WASHINGTON/NEW YORK, April 20 (Reuters) - When the U.S. Supreme Court hears a one-hour oral argument in Washington, D.C., on Tuesday, it will not be the first time the court's nine justices will have the final say over the fate of a new TV viewing technology.
Thirty years ago, the big media companies went to the high court to block Sony Corp's Betamax video recorder. This time, their lawyers are lined up against Aereo Inc, a two-year-old service that streams TV channels online.
In a January 1984 decision that spurred an upheaval in the way Americans watched TV and prompted other innovations, the high court ruled on a 5-4 vote that the sale of Betamax machines, which could record shows for later viewing, did not constitute contributory copyright infringement.
Whether or not Aereo, which charges users a fee to watch broadcast TV channels online, benefits from that precedent depends in part on how much the nine justices, all appointed to the court since then, see similarities in the two cases.
The four major broadcasters say Aereo is infringing on their copyrighted content.
Aereo, backed by Barry Diller's IAC/InterActiveCorp who helped found the Fox broadcast network, does not pay the broadcasters for content the way cable companies do. Subscribers can stream live broadcasts of TV channels on mobile devices using miniature antennas that Aereo hosts, each assigned to one subscriber.
The case, due to be decided by the end of June, could have broad implications beyond the immediate fate of Aereo's business.
Should the court rule against Aereo, it could deal a blow to increasingly popular cloud computing services, in which personal files - including TV shows and music - are stored remotely on the Internet on servers from companies such as Google Inc, Microsoft Corp, DropBox Inc and Box Inc.
Aereo's fate was placed in the hands of the high court when Walt Disney Co's ABC network, CBS Broadcasting Inc, Comcast Corp's NBCUniversal and Twenty-First Century Fox Inc appealed a decision by the 2nd U.S. Circuit Court of Appeals in April 2013 that denied their request to shut Aereo down while litigation moved forward.
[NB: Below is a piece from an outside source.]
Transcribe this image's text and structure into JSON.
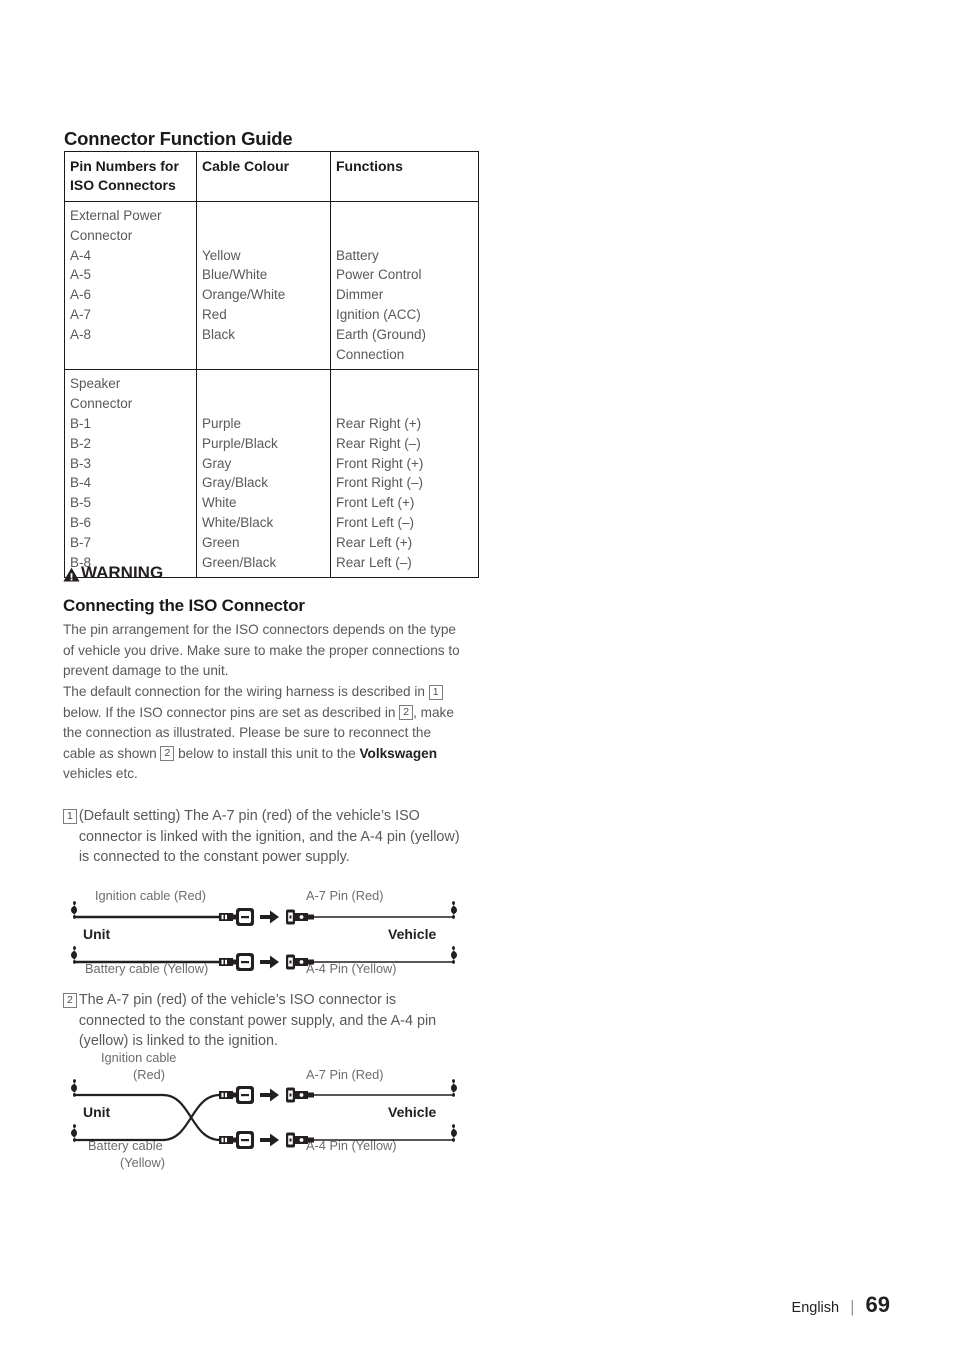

The electronics industry embraced the 1984 Betamax decision for inspiring innovation that led to such products as Apple Inc's iPod, according to Gary Shapiro, CEO of the Consumer Electronics Association. At the time, he helped marshal support for Sony's legal arguments.
"We called that case the Magna Carta," Shapiro said.
The two sides in the Aereo case differ over the relevance of the Betamax decision. The broadcasters do not cite the 1984 case at all in their main brief while Aereo mentions it 12 times.
The legal question is whether the Aereo service constitutes a "public performance" under the Copyright Act, which would violate the law, or whether subscribers are viewing private performances in the same way they would if they used a digital video recorder (DVR) to record a show.
The broadcasters say that while Betamax was a genuinely revolutionary technology, Aereo is simply a service that was designed to skirt copyright law.
"There's nothing innovative about the technology," said Neal Katyal, a lawyer representing the networks.
Aereo says its service is no different from a person attaching an antenna to a roof, which is the traditional way viewers could obtain broadcast TV signals for free. Diller, its high profile investor, adds that broadcasters have access to the airwaves only because they agreed to provide free programming.
The impact on broadcasters so far has been limited. Aereo, which is available in 11 U.S. cities, has never disclosed its user base. It is estimated to be miniscule compared to the 100 million U.S. customers who pay for televison. But should Aereo prosper, it could threaten the $3 billion in so-called "retransmission fees" that research firm SNL Kagan estimates broadcasters get from cable and satellite systems.
Should Aereo win, cable operators might consider adopting its model. Some broadcasters such CBS have even threatened to cut off their free-to-air broadcast signals or create their own low-cost Internet feeds of the channel.
Aereo and some of its allies have stressed the possibility that a ruling against it could also affect cloud computing.
Aereo's CEO Chet Kanojia said that buying a Taylor Swift song on iTunes and then listening to it later on a cloud storage service such as Google Drive, which is perfectly legal, is "technically not different than recording a show in your home or at a remote location and putting it in a cloud based DVR or storage locker and streaming it to yourself."
While consumers may not be paying for a TV recording, they have the legal right to record programs and watch them later thanks to the Betamax ruling, he added.
Cablevision Systems Corp, which prevailed over broadcasters in a key 2008 ruling over its cloud storage digital video recorder that set a precedent for Aereo, has said in a court filing that the broadcasters' approach is too broad and could have a "disastrous effect" on cloud computing.
The broadcasters have brushed off the cloud computing argument, saying in a court filing that there is an "obvious difference between providing storage for content that the end-user independently possesses and making the content itself available to anyone who pays a fee."
(Reporting by Lawrence Hurley in Washington and Liana B. Baker in New York; Editing by Howard Goller)